• Required work: Return the records exactly, please. Every line should match.

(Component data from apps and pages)
___
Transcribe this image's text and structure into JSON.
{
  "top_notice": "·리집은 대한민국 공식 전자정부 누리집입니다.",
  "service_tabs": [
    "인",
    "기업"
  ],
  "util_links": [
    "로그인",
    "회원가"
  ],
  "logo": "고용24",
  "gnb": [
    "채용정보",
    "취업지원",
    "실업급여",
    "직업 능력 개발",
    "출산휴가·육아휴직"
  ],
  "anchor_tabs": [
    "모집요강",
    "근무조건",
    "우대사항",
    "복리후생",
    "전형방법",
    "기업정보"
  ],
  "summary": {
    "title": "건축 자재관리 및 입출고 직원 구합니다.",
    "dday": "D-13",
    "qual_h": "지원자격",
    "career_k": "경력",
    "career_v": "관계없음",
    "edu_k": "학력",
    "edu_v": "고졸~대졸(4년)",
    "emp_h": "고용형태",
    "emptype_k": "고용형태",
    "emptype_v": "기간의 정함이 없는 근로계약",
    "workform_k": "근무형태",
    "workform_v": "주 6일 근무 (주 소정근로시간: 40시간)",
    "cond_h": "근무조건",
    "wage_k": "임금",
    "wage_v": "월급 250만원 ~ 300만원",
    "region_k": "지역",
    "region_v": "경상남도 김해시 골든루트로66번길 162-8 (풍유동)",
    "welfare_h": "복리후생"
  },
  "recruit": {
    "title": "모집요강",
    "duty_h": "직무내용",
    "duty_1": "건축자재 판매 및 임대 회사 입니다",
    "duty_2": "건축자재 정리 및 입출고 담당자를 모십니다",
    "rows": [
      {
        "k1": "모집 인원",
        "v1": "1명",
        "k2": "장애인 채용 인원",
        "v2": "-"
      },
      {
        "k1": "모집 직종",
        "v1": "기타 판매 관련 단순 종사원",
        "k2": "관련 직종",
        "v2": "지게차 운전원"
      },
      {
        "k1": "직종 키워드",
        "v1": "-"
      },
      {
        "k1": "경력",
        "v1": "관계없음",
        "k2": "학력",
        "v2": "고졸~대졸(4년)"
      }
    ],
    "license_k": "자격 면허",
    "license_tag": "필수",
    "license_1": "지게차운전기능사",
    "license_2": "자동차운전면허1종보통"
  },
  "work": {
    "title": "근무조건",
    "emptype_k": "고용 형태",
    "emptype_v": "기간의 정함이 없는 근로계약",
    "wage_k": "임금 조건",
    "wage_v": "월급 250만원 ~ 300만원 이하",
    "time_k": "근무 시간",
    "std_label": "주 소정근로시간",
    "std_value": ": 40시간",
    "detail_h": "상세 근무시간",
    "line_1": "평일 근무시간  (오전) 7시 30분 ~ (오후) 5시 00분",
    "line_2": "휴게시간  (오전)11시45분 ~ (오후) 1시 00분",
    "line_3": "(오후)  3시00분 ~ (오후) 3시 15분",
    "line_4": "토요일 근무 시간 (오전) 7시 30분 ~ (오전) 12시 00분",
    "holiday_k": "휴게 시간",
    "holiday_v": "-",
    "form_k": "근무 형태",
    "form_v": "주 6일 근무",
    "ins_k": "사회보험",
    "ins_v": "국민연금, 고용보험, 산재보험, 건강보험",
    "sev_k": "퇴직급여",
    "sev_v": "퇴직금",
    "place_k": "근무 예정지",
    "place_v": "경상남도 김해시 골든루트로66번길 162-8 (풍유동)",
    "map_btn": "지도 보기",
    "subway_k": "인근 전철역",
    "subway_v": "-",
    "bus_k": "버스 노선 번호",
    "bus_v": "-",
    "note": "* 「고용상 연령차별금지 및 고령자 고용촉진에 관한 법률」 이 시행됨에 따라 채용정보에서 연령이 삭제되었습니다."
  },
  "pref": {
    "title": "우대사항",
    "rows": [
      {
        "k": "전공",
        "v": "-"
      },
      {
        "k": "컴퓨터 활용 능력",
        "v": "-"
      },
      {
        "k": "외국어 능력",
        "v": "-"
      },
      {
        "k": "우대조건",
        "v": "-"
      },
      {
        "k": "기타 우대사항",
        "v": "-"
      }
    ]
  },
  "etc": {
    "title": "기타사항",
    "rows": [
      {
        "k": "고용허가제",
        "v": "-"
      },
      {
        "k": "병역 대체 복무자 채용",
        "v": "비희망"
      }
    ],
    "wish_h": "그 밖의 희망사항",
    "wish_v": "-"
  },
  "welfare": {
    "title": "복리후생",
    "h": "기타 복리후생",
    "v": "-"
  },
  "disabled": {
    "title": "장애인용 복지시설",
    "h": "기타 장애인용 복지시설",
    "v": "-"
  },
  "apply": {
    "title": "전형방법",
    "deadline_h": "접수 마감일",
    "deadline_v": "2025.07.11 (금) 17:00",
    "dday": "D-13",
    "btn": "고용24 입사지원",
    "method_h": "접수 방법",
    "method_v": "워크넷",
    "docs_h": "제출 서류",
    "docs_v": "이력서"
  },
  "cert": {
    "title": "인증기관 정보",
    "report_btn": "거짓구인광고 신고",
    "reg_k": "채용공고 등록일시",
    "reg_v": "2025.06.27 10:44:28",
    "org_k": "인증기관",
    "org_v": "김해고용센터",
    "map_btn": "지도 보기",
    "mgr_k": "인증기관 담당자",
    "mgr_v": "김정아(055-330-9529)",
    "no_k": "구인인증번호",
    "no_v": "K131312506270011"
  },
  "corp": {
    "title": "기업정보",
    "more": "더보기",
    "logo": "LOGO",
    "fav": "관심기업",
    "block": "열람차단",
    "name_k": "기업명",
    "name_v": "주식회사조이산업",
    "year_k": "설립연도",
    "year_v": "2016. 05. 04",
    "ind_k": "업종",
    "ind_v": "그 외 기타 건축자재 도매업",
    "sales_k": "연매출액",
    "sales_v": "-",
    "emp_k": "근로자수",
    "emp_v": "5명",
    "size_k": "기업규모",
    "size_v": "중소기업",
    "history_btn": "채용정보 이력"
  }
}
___
• Written response:
Transcribe this image's text and structure into JSON.
{
  "top_notice": "·리집은 대한민국 공식 전자정부 누리집입니다.",
  "service_tabs": [
    "인",
    "기업"
  ],
  "util_links": [
    "로그인",
    "회원가"
  ],
  "logo": "고용24",
  "gnb": [
    "채용정보",
    "취업지원",
    "실업급여",
    "직업 능력 개발",
    "출산휴가·육아휴직"
  ],
  "anchor_tabs": [
    "모집요강",
    "근무조건",
    "우대사항",
    "복리후생",
    "전형방법",
    "기업정보"
  ],
  "summary": {
    "title": "건축 자재관리 및 입출고 직원 구합니다.",
    "dday": "D-13",
    "qual_h": "지원자격",
    "career_k": "경력",
    "career_v": "관계없음",
    "edu_k": "학력",
    "edu_v": "고졸~대졸(4년)",
    "emp_h": "고용형태",
    "emptype_k": "고용형태",
    "emptype_v": "기간의 정함이 없는 근로계약",
    "workform_k": "근무형태",
    "workform_v": "주 6일 근무 (주 소정근로시간: 40시간)",
    "cond_h": "근무조건",
    "wage_k": "임금",
    "wage_v": "월급 250만원 ~ 300만원",
    "region_k": "지역",
    "region_v": "경상남도 김해시 골든루트로66번길 162-8 (풍유동)",
    "welfare_h": "복리후생"
  },
  "recruit": {
    "title": "모집요강",
    "duty_h": "직무내용",
    "duty_1": "건축자재 판매 및 임대 회사 입니다",
    "duty_2": "건축자재 정리 및 입출고 담당자를 모십니다",
    "rows": [
      {
        "k1": "모집 인원",
        "v1": "1명",
        "k2": "장애인 채용 인원",
        "v2": "-"
      },
      {
        "k1": "모집 직종",
        "v1": "기타 판매 관련 단순 종사원",
        "k2": "관련 직종",
        "v2": "지게차 운전원"
      },
      {
        "k1": "직종 키워드",
        "v1": "-"
      },
      {
        "k1": "경력",
        "v1": "관계없음",
        "k2": "학력",
        "v2": "고졸~대졸(4년)"
      }
    ],
    "license_k": "자격 면허",
    "license_tag": "필수",
    "license_1": "지게차운전기능사",
    "license_2": "자동차운전면허1종보통"
  },
  "work": {
    "title": "근무조건",
    "emptype_k": "고용 형태",
    "emptype_v": "기간의 정함이 없는 근로계약",
    "wage_k": "임금 조건",
    "wage_v": "월급 250만원 ~ 300만원 이하",
    "time_k": "근무 시간",
    "std_label": "주 소정근로시간",
    "std_value": ": 40시간",
    "detail_h": "상세 근무시간",
    "line_1": "평일 근무시간  (오전) 7시 30분 ~ (오후) 5시 00분",
    "line_2": "휴게시간  (오전)11시45분 ~ (오후) 1시 00분",
    "line_3": "(오후)  3시00분 ~ (오후) 3시 15분",
    "line_4": "토요일 근무 시간 (오전) 7시 30분 ~ (오전) 12시 00분",
    "holiday_k": "휴게 시간",
    "holiday_v": "-",
    "form_k": "근무 형태",
    "form_v": "주 6일 근무",
    "ins_k": "사회보험",
    "ins_v": "국민연금, 고용보험, 산재보험, 건강보험",
    "sev_k": "퇴직급여",
    "sev_v": "퇴직금",
    "place_k": "근무 예정지",
    "place_v": "경상남도 김해시 골든루트로66번길 162-8 (풍유동)",
    "map_btn": "지도 보기",
    "subway_k": "인근 전철역",
    "subway_v": "-",
    "bus_k": "버스 노선 번호",
    "bus_v": "-",
    "note": "* 「고용상 연령차별금지 및 고령자 고용촉진에 관한 법률」 이 시행됨에 따라 채용정보에서 연령이 삭제되었습니다."
  },
  "pref": {
    "title": "우대사항",
    "rows": [
      {
        "k": "전공",
        "v": "-"
      },
      {
        "k": "컴퓨터 활용 능력",
        "v": "-"
      },
      {
        "k": "외국어 능력",
        "v": "-"
      },
      {
        "k": "우대조건",
        "v": "-"
      },
      {
        "k": "기타 우대사항",
        "v": "-"
      }
    ]
  },
  "etc": {
    "title": "기타사항",
    "rows": [
      {
        "k": "고용허가제",
        "v": "-"
      },
      {
        "k": "병역 대체 복무자 채용",
        "v": "비희망"
      }
    ],
    "wish_h": "그 밖의 희망사항",
    "wish_v": "-"
  },
  "welfare": {
    "title": "복리후생",
    "h": "기타 복리후생",
    "v": "-"
  },
  "disabled": {
    "title": "장애인용 복지시설",
    "h": "기타 장애인용 복지시설",
    "v": "-"
  },
  "apply": {
    "title": "전형방법",
    "deadline_h": "접수 마감일",
    "deadline_v": "2025.07.11 (금) 17:00",
    "dday": "D-13",
    "btn": "고용24 입사지원",
    "method_h": "접수 방법",
    "method_v": "워크넷",
    "docs_h": "제출 서류",
    "docs_v": "이력서"
  },
  "cert": {
    "title": "인증기관 정보",
    "report_btn": "거짓구인광고 신고",
    "reg_k": "채용공고 등록일시",
    "reg_v": "2025.06.27 10:44:28",
    "org_k": "인증기관",
    "org_v": "김해고용센터",
    "map_btn": "지도 보기",
    "mgr_k": "인증기관 담당자",
    "mgr_v": "김정아(055-330-9529)",
    "no_k": "구인인증번호",
    "no_v": "K131312506270011"
  },
  "corp": {
    "title": "기업정보",
    "more": "더보기",
    "logo": "LOGO",
    "fav": "관심기업",
    "block": "열람차단",
    "name_k": "기업명",
    "name_v": "주식회사조이산업",
    "year_k": "설립연도",
    "year_v": "2016. 05. 04",
    "ind_k": "업종",
    "ind_v": "그 외 기타 건축자재 도매업",
    "sales_k": "연매출액",
    "sales_v": "-",
    "emp_k": "근로자수",
    "emp_v": "5명",
    "size_k": "기업규모",
    "size_v": "중소기업",
    "history_btn": "채용정보 이력"
  }
}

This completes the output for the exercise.